TEHRAN: Iran hopes the recent openings in economic and energy relations with foreign investors will put it on course to tap into its huge oil and gas reserves in the Caspian Sea, where the country has largely underperformed over the last four decades. Ramin Khodafarin, director of international affairs at Khazar Exploration and Production Company (KEPCO), says the state-run enterprise is working on plans to attract foreign companies to help fulfill Iran’s energy aspirations in the world’s largest landlocked body of water.
“Taking stock of underlying hydrocarbons in the Caspian region as well as increasing know-how and experience of KEPCO in deepwater projects, we aim to open negotiations with credible international companies and use their finance and technology for technical studies, exploration and production in the Caspian Sea,” Khodafarin was quoted as saying by Mehr News Agency. He pointed to a committee recently set up at KEPCO to accelerate negotiations with foreign majors. The committee, made up of members of KEPCO’s legal, E&P, engineering and construction, financial and international departments, is working on a contractual model that could be used as a framework to develop upstream projects in Caspian Sea. “We have contacted some of the companies who have shown interest in Iran’s oil projects and asked them to step up negotiations,” Khodafarin said. Iran’s energy map shows investments in oil and gas fields have been mostly concentrated in southern regions, where it shares the giant South Pars Gas Field with Qatar in the Persian Gulf and several oilfields with Iraq.
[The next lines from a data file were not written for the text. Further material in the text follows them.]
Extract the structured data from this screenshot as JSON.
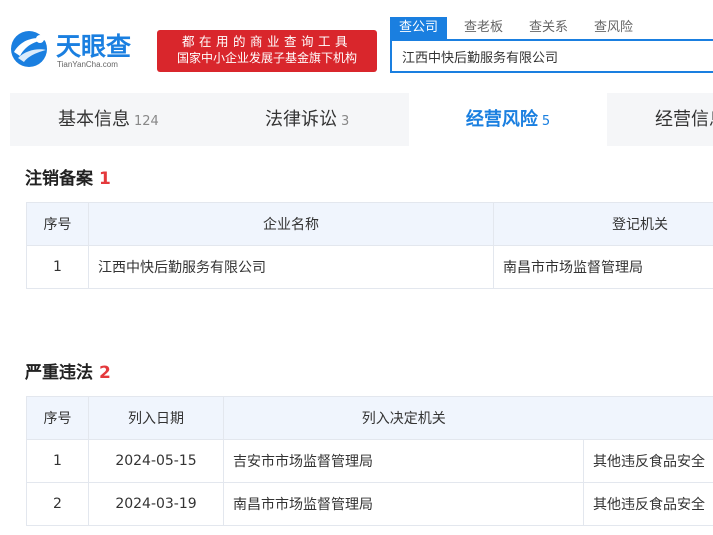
{
  "header": {
    "logo_name": "天眼查",
    "logo_domain": "TianYanCha.com",
    "slogan_line1": "都在用的商业查询工具",
    "slogan_line2": "国家中小企业发展子基金旗下机构",
    "search_tabs": [
      "查公司",
      "查老板",
      "查关系",
      "查风险"
    ],
    "search_value": "江西中快后勤服务有限公司"
  },
  "nav": {
    "tabs": [
      {
        "label": "基本信息",
        "count": "124"
      },
      {
        "label": "法律诉讼",
        "count": "3"
      },
      {
        "label": "经营风险",
        "count": "5"
      },
      {
        "label": "经营信息",
        "count": ""
      }
    ]
  },
  "deregistration": {
    "title": "注销备案",
    "count": "1",
    "headers": [
      "序号",
      "企业名称",
      "登记机关"
    ],
    "rows": [
      [
        "1",
        "江西中快后勤服务有限公司",
        "南昌市市场监督管理局"
      ]
    ]
  },
  "violations": {
    "title": "严重违法",
    "count": "2",
    "headers": [
      "序号",
      "列入日期",
      "列入决定机关",
      ""
    ],
    "rows": [
      [
        "1",
        "2024-05-15",
        "吉安市市场监督管理局",
        "其他违反食品安全"
      ],
      [
        "2",
        "2024-03-19",
        "南昌市市场监督管理局",
        "其他违反食品安全"
      ]
    ]
  },
  "colors": {
    "brand_blue": "#1a7fe0",
    "slogan_red": "#d9262c",
    "count_red": "#e4393c"
  }
}
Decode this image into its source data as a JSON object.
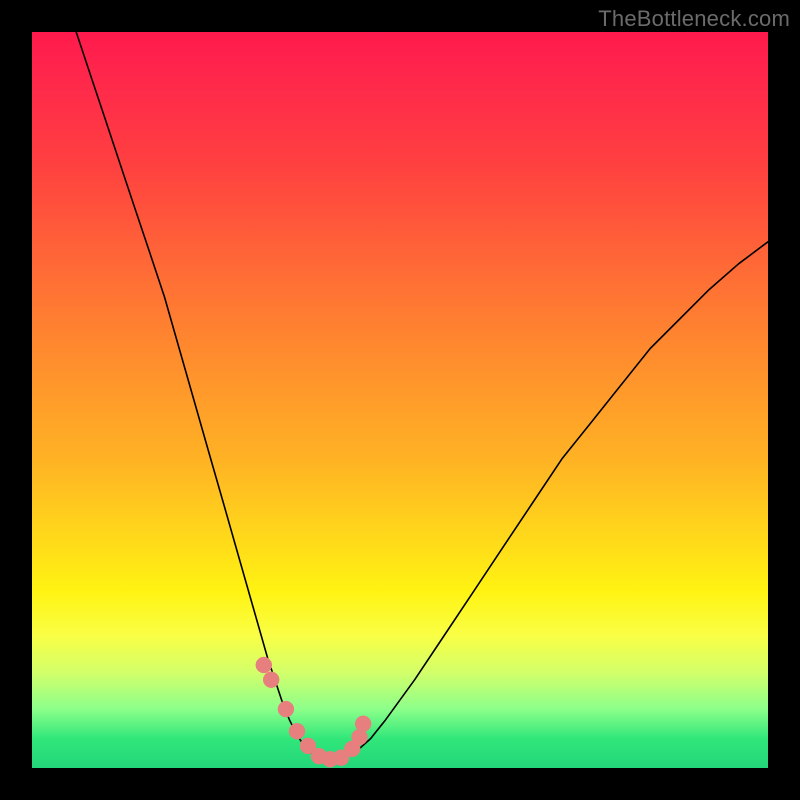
{
  "watermark": "TheBottleneck.com",
  "chart_data": {
    "type": "line",
    "title": "",
    "xlabel": "",
    "ylabel": "",
    "xlim": [
      0,
      100
    ],
    "ylim": [
      0,
      100
    ],
    "grid": false,
    "legend": false,
    "series": [
      {
        "name": "curve",
        "x": [
          6,
          8,
          10,
          12,
          14,
          16,
          18,
          20,
          22,
          24,
          26,
          28,
          30,
          32,
          33,
          34,
          35,
          36,
          37,
          38,
          39,
          40,
          41,
          42,
          44,
          46,
          48,
          52,
          56,
          60,
          64,
          68,
          72,
          76,
          80,
          84,
          88,
          92,
          96,
          100
        ],
        "y": [
          100,
          94,
          88,
          82,
          76,
          70,
          64,
          57,
          50,
          43,
          36,
          29,
          22,
          15,
          12,
          9,
          6.5,
          4.5,
          3,
          2,
          1.3,
          1,
          1,
          1.3,
          2.2,
          4,
          6.5,
          12,
          18,
          24,
          30,
          36,
          42,
          47,
          52,
          57,
          61,
          65,
          68.5,
          71.5
        ]
      }
    ],
    "markers": {
      "name": "highlight-points",
      "x": [
        31.5,
        32.5,
        34.5,
        36,
        37.5,
        39,
        40.5,
        42,
        43.5,
        44.5,
        45
      ],
      "y": [
        14,
        12,
        8,
        5,
        3,
        1.6,
        1.2,
        1.4,
        2.6,
        4.2,
        6
      ]
    },
    "background": {
      "type": "vertical-gradient",
      "stops": [
        {
          "pos": 0.0,
          "color": "#ff1a4d"
        },
        {
          "pos": 0.35,
          "color": "#ff7a30"
        },
        {
          "pos": 0.65,
          "color": "#ffd61b"
        },
        {
          "pos": 0.82,
          "color": "#f9ff45"
        },
        {
          "pos": 0.92,
          "color": "#8cff8a"
        },
        {
          "pos": 1.0,
          "color": "#22d67a"
        }
      ]
    }
  },
  "colors": {
    "curve": "#000000",
    "marker": "#e77f7f",
    "frame": "#000000"
  }
}
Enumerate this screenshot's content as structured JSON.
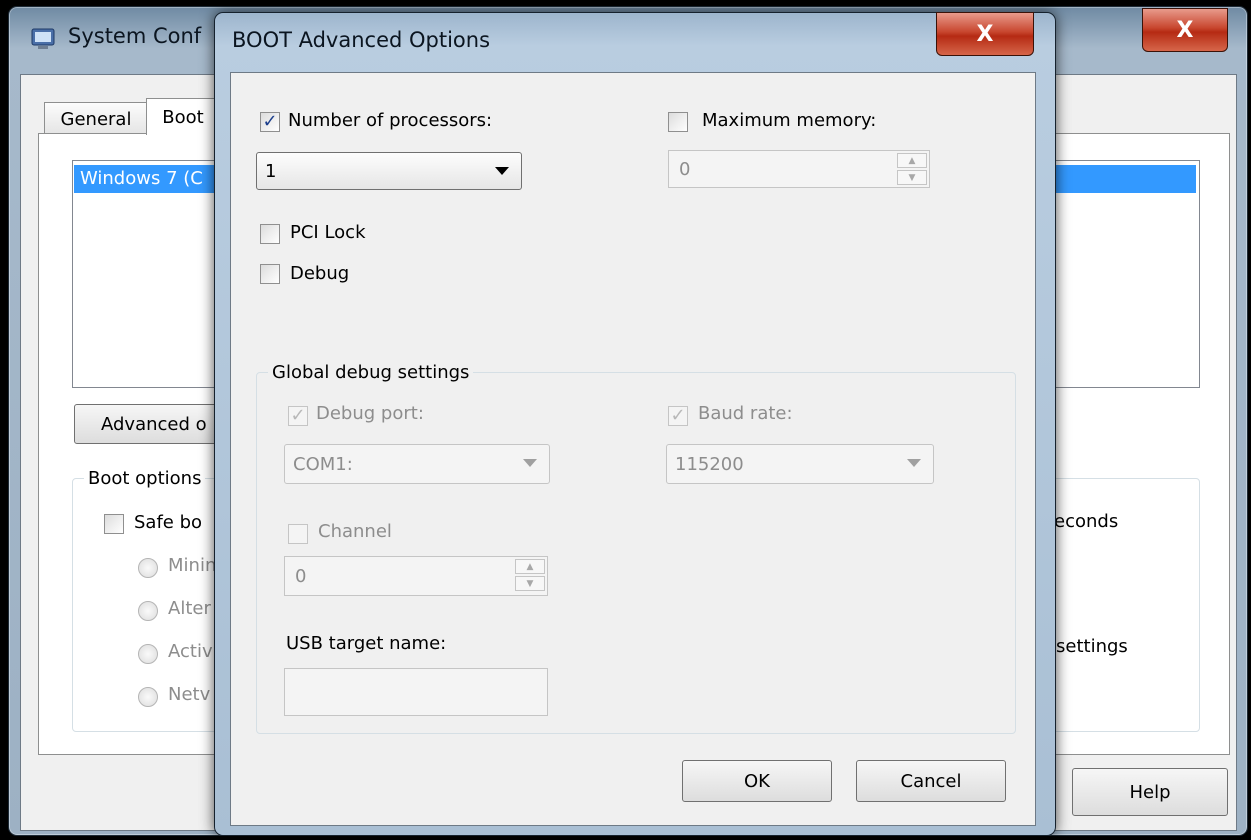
{
  "background_window": {
    "title": "System Conf",
    "close_glyph": "X",
    "tabs": [
      {
        "label": "General"
      },
      {
        "label": "Boot"
      }
    ],
    "os_list_item": "Windows 7 (C",
    "advanced_button_label": "Advanced o",
    "boot_options_label": "Boot options",
    "safe_boot_label": "Safe bo",
    "safe_boot_checked": false,
    "radio_labels": [
      "Minin",
      "Alter",
      "Activ",
      "Netv"
    ],
    "seconds_text": "econds",
    "settings_text": "settings",
    "help_button_label": "Help"
  },
  "dialog": {
    "title": "BOOT Advanced Options",
    "close_glyph": "X",
    "num_processors": {
      "label": "Number of processors:",
      "checked": true,
      "value": "1"
    },
    "max_memory": {
      "label": "Maximum memory:",
      "checked": false,
      "value": "0"
    },
    "pci_lock": {
      "label": "PCI Lock",
      "checked": false
    },
    "debug": {
      "label": "Debug",
      "checked": false
    },
    "global_debug": {
      "label": "Global debug settings",
      "debug_port": {
        "label": "Debug port:",
        "checked": true,
        "value": "COM1:"
      },
      "baud_rate": {
        "label": "Baud rate:",
        "checked": true,
        "value": "115200"
      },
      "channel": {
        "label": "Channel",
        "checked": false,
        "value": "0"
      },
      "usb_target_name": {
        "label": "USB target name:",
        "value": ""
      }
    },
    "ok_label": "OK",
    "cancel_label": "Cancel"
  },
  "icons": {
    "app_icon": "msconfig-app-icon",
    "dropdown": "chevron-down-icon",
    "spin_up": "arrow-up-icon",
    "spin_down": "arrow-down-icon",
    "close": "close-icon",
    "checkmark": "check-icon"
  },
  "colors": {
    "selection": "#3399ff",
    "titlebar": "#a9bfd4",
    "close_button": "#c8462e",
    "disabled_text": "#8d8d8d"
  }
}
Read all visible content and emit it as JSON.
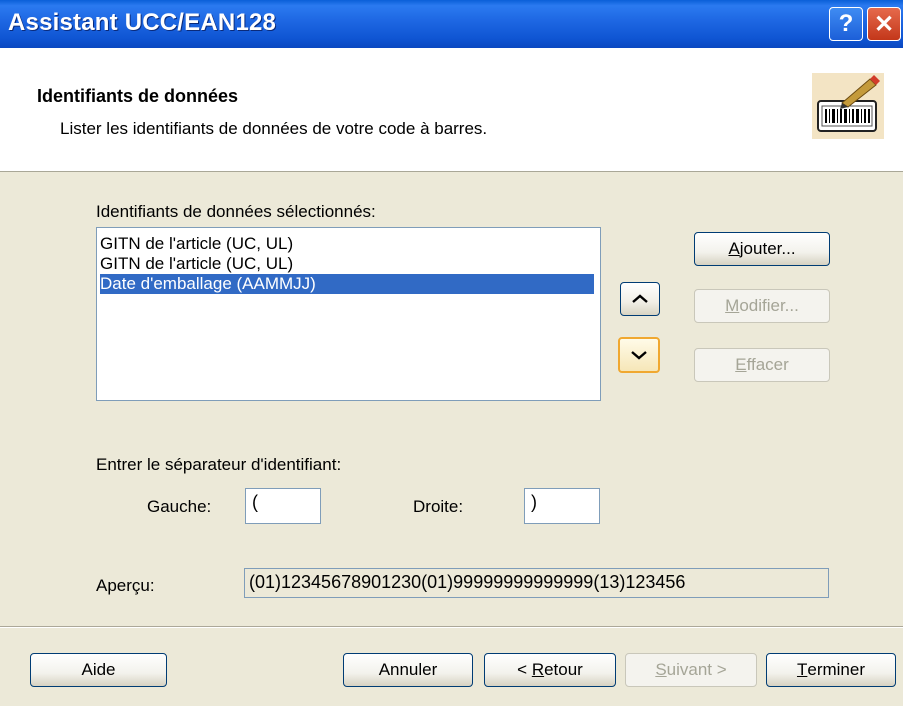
{
  "window": {
    "title": "Assistant UCC/EAN128",
    "help_label": "?",
    "close_label": "✕"
  },
  "header": {
    "title": "Identifiants de données",
    "subtitle": "Lister les identifiants de données de votre code à barres.",
    "icon": "barcode-pen-icon"
  },
  "selected_ids": {
    "label": "Identifiants de données sélectionnés:",
    "items": [
      {
        "label": "GITN de l'article (UC, UL)",
        "selected": false
      },
      {
        "label": "GITN de l'article (UC, UL)",
        "selected": false
      },
      {
        "label": "Date d'emballage (AAMMJJ)",
        "selected": true
      }
    ]
  },
  "side_buttons": {
    "add": {
      "label": "Ajouter...",
      "accel": "A",
      "rest": "jouter...",
      "enabled": true
    },
    "modify": {
      "label": "Modifier...",
      "accel": "M",
      "rest": "odifier...",
      "enabled": false
    },
    "delete": {
      "label": "Effacer",
      "accel": "E",
      "rest": "ffacer",
      "enabled": false
    }
  },
  "separator": {
    "label": "Entrer le séparateur d'identifiant:",
    "left_label": "Gauche:",
    "left_value": "(",
    "right_label": "Droite:",
    "right_value": ")"
  },
  "preview": {
    "label": "Aperçu:",
    "value": "(01)12345678901230(01)99999999999999(13)123456"
  },
  "footer": {
    "help": "Aide",
    "cancel": "Annuler",
    "back": {
      "label": "< Retour",
      "prefix": "< ",
      "accel": "R",
      "rest": "etour",
      "enabled": true
    },
    "next": {
      "label": "Suivant >",
      "accel": "S",
      "rest": "uivant >",
      "enabled": false
    },
    "finish": {
      "label": "Terminer",
      "accel": "T",
      "rest": "erminer",
      "enabled": true
    }
  }
}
Iran last month signed a $5-billion deal with French energy giant Total to develop Phase 11 of South Pars and now hopes to make similar inroads in its protracted Caspian projects. Azerbaijan oil officials have reportedly expressed interest in collaborating with KEPCO to develop Sardar-e-Jangal Gas Field off Gilan Province. Sardar-e-Jangal field contains an estimated 1.4 trillion cubic meters of natural gas in-place and some 500 million barrels of recoverable crude. Experts believe it could become Iran’s first major oil/gas field development project in the Caspian Sea, as the country has already made progress in studying the field’s geological structures and its reserves. KEPCO’s CEO Mohsen Delaviz recently bolstered the idea. “It is likely that the Sardar-e-Jangal field will be developed under the Iran Petroleum Contract,” he said, referring to Tehran’s new contractual framework to develop oil and gas fields.
According to Delaviz, Azeri, British, Dutch and Norwegian oil companies have submitted proposals for joint ventures with KEPCO in the Caspian region. According to the US Energy Information Association, between 2000 and 2012, Turkmenistan produced more than 70 billion cubic meters of natural gas from the Caspian basin, followed by Russia, Kazakhstan and Azerbaijan. Iran’s production has been zero. The Caspian region is one of the oldest oil-producing areas in the world and is an increasingly important source of global energy production. It holds an estimated 48 billion barrels of oil and more than 8 trillion cubic meters of natural gas in proven and probable reserves.